• **EXERCISE**
Check every line of the data below for the word "Airbnb". Copy the ones that have it.

• **ENTRIES SHOWN**
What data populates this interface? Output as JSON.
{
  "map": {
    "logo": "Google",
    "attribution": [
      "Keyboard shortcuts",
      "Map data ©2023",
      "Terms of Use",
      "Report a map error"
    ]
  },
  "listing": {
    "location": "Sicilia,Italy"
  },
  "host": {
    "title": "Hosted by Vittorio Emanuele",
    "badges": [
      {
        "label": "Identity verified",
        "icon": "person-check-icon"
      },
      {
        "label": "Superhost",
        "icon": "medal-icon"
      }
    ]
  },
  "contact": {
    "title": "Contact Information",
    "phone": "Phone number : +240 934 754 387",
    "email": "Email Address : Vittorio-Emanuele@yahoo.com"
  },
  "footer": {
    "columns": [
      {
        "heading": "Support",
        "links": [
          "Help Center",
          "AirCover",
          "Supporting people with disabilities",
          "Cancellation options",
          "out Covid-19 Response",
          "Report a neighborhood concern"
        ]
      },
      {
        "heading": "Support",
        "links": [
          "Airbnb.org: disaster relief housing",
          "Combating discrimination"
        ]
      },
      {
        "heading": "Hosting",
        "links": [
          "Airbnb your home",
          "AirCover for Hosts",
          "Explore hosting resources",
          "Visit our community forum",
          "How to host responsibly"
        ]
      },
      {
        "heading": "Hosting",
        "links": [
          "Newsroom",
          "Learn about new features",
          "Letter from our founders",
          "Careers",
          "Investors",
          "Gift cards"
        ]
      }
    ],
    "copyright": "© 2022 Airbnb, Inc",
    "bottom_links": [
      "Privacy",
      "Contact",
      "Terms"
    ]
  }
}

• **EXPECTED OUTPUT**
          "Airbnb.org: disaster relief housing",
          "Airbnb your home",
    "copyright": "© 2022 Airbnb, Inc",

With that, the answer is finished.